## [ACTIVITY]
Retype, without changes or pictures, only the lines that begin at the one containing "Serialize everything readable" and end at the last line of the records that follow.

## [SUPPLIED MATERIAL]

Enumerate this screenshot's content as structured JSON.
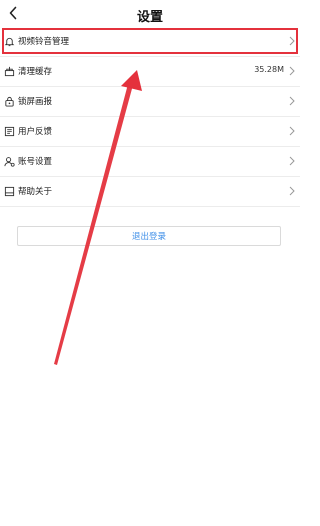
{
  "header": {
    "title": "设置",
    "back_icon": "chevron-left-icon"
  },
  "menu": {
    "items": [
      {
        "label": "视频铃音管理",
        "icon": "bell-icon",
        "value": "",
        "highlighted": true
      },
      {
        "label": "清理缓存",
        "icon": "sweep-icon",
        "value": "35.28M",
        "highlighted": false
      },
      {
        "label": "锁屏画报",
        "icon": "lock-icon",
        "value": "",
        "highlighted": false
      },
      {
        "label": "用户反馈",
        "icon": "feedback-icon",
        "value": "",
        "highlighted": false
      },
      {
        "label": "账号设置",
        "icon": "account-icon",
        "value": "",
        "highlighted": false
      },
      {
        "label": "帮助关于",
        "icon": "help-icon",
        "value": "",
        "highlighted": false
      }
    ]
  },
  "logout": {
    "label": "退出登录"
  },
  "colors": {
    "accent": "#3f8fe8",
    "annotation": "#e4313c"
  }
}
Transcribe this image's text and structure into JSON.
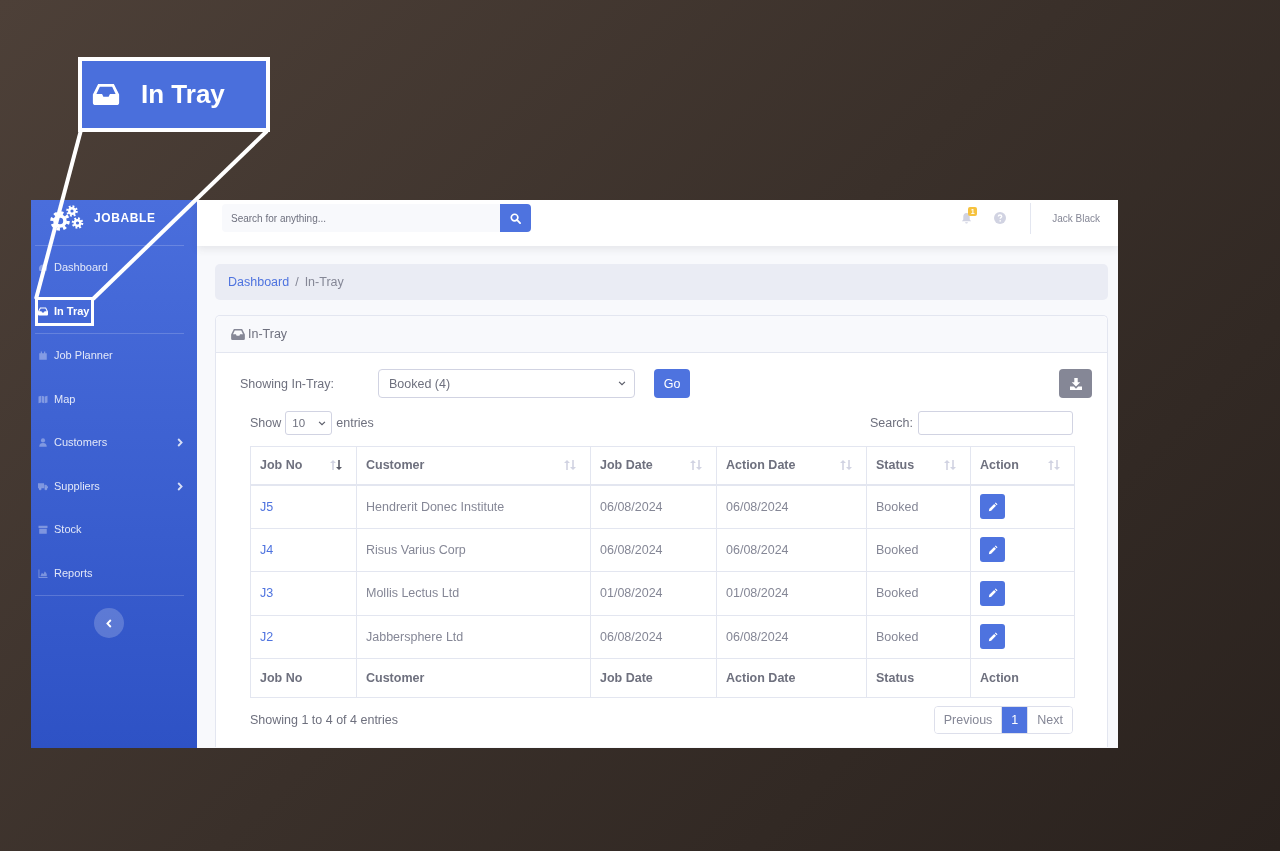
{
  "callout": {
    "label": "In Tray"
  },
  "sidebar": {
    "brand": "JOBABLE",
    "sections": [
      {
        "items": [
          {
            "label": "Dashboard",
            "selected": false,
            "has_submenu": false
          },
          {
            "label": "In Tray",
            "selected": true,
            "has_submenu": false
          }
        ]
      },
      {
        "items": [
          {
            "label": "Job Planner",
            "selected": false,
            "has_submenu": false
          },
          {
            "label": "Map",
            "selected": false,
            "has_submenu": false
          },
          {
            "label": "Customers",
            "selected": false,
            "has_submenu": true
          },
          {
            "label": "Suppliers",
            "selected": false,
            "has_submenu": true
          },
          {
            "label": "Stock",
            "selected": false,
            "has_submenu": false
          },
          {
            "label": "Reports",
            "selected": false,
            "has_submenu": false
          }
        ]
      }
    ]
  },
  "topbar": {
    "search": {
      "placeholder": "Search for anything..."
    },
    "notifications": {
      "count": "1"
    },
    "user": "Jack Black"
  },
  "breadcrumb": {
    "separator": "/",
    "items": [
      {
        "label": "Dashboard",
        "link": true
      },
      {
        "label": "In-Tray",
        "link": false
      }
    ]
  },
  "card": {
    "title": "In-Tray",
    "filter": {
      "label": "Showing In-Tray:",
      "value": "Booked (4)"
    },
    "go_button": "Go",
    "length": {
      "prefix": "Show",
      "value": "10",
      "suffix": "entries"
    },
    "search": {
      "label": "Search:"
    },
    "table": {
      "columns": [
        {
          "label": "Job No",
          "kind": "link",
          "sorted_descending": true
        },
        {
          "label": "Customer",
          "kind": "text",
          "sorted_descending": false
        },
        {
          "label": "Job Date",
          "kind": "text",
          "sorted_descending": false
        },
        {
          "label": "Action Date",
          "kind": "text",
          "sorted_descending": false
        },
        {
          "label": "Status",
          "kind": "text",
          "sorted_descending": false
        },
        {
          "label": "Action",
          "kind": "action",
          "sorted_descending": false
        }
      ],
      "rows": [
        [
          "J5",
          "Hendrerit Donec Institute",
          "06/08/2024",
          "06/08/2024",
          "Booked"
        ],
        [
          "J4",
          "Risus Varius Corp",
          "06/08/2024",
          "06/08/2024",
          "Booked"
        ],
        [
          "J3",
          "Mollis Lectus Ltd",
          "01/08/2024",
          "01/08/2024",
          "Booked"
        ],
        [
          "J2",
          "Jabbersphere Ltd",
          "06/08/2024",
          "06/08/2024",
          "Booked"
        ]
      ],
      "footer": [
        "Job No",
        "Customer",
        "Job Date",
        "Action Date",
        "Status",
        "Action"
      ]
    },
    "info": "Showing 1 to 4 of 4 entries",
    "pagination": [
      {
        "label": "Previous",
        "selected": false
      },
      {
        "label": "1",
        "selected": true
      },
      {
        "label": "Next",
        "selected": false
      }
    ]
  }
}
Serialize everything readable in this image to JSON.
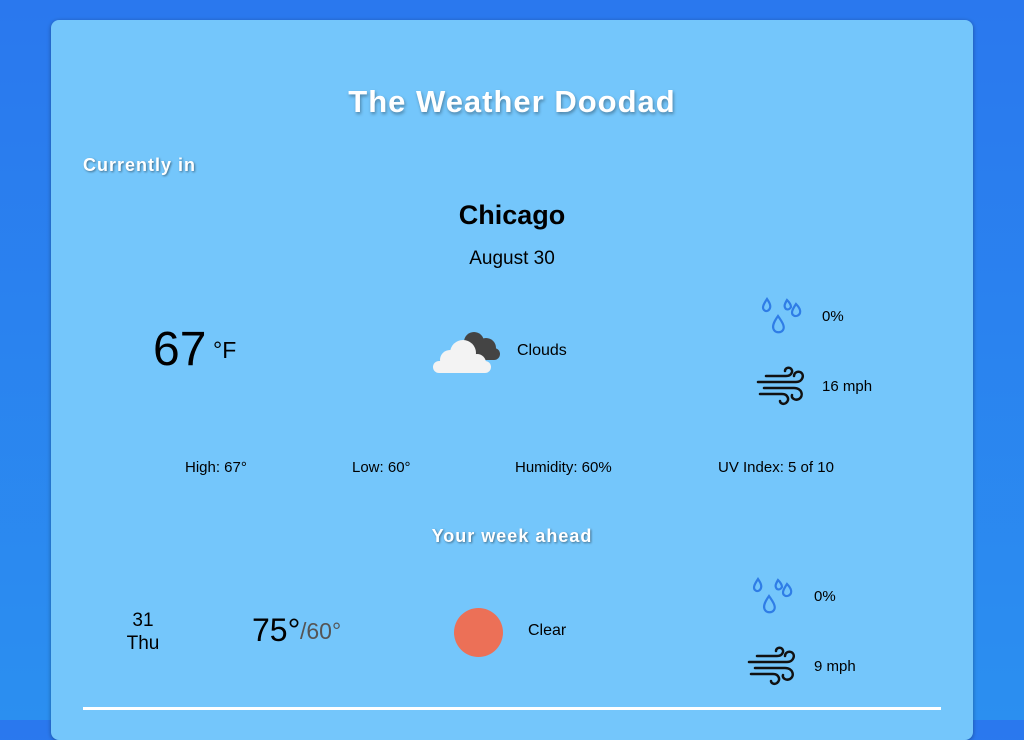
{
  "app": {
    "title": "The Weather Doodad"
  },
  "current": {
    "section_label": "Currently in",
    "city": "Chicago",
    "date": "August 30",
    "temp": "67",
    "unit": "°F",
    "condition": "Clouds",
    "condition_icon": "clouds-icon",
    "precip": "0%",
    "wind": "16 mph",
    "stats": {
      "high": "High: 67°",
      "low": "Low: 60°",
      "humidity": "Humidity: 60%",
      "uv": "UV Index: 5 of 10"
    }
  },
  "week": {
    "section_label": "Your week ahead",
    "days": [
      {
        "date": "31",
        "weekday": "Thu",
        "high": "75°",
        "low": "/60°",
        "condition": "Clear",
        "condition_icon": "sun-icon",
        "precip": "0%",
        "wind": "9 mph"
      }
    ]
  },
  "colors": {
    "background": "#2a78ee",
    "card": "#74c6fb",
    "sun": "#ec7057",
    "rain_drops": "#2f7de6"
  }
}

## [SOLUTION TO THE EXERCISE]
Serialize everything readable in this image to JSON.
{
  "app": {
    "title": "The Weather Doodad"
  },
  "current": {
    "section_label": "Currently in",
    "city": "Chicago",
    "date": "August 30",
    "temp": "67",
    "unit": "°F",
    "condition": "Clouds",
    "condition_icon": "clouds-icon",
    "precip": "0%",
    "wind": "16 mph",
    "stats": {
      "high": "High: 67°",
      "low": "Low: 60°",
      "humidity": "Humidity: 60%",
      "uv": "UV Index: 5 of 10"
    }
  },
  "week": {
    "section_label": "Your week ahead",
    "days": [
      {
        "date": "31",
        "weekday": "Thu",
        "high": "75°",
        "low": "/60°",
        "condition": "Clear",
        "condition_icon": "sun-icon",
        "precip": "0%",
        "wind": "9 mph"
      }
    ]
  },
  "colors": {
    "background": "#2a78ee",
    "card": "#74c6fb",
    "sun": "#ec7057",
    "rain_drops": "#2f7de6"
  }
}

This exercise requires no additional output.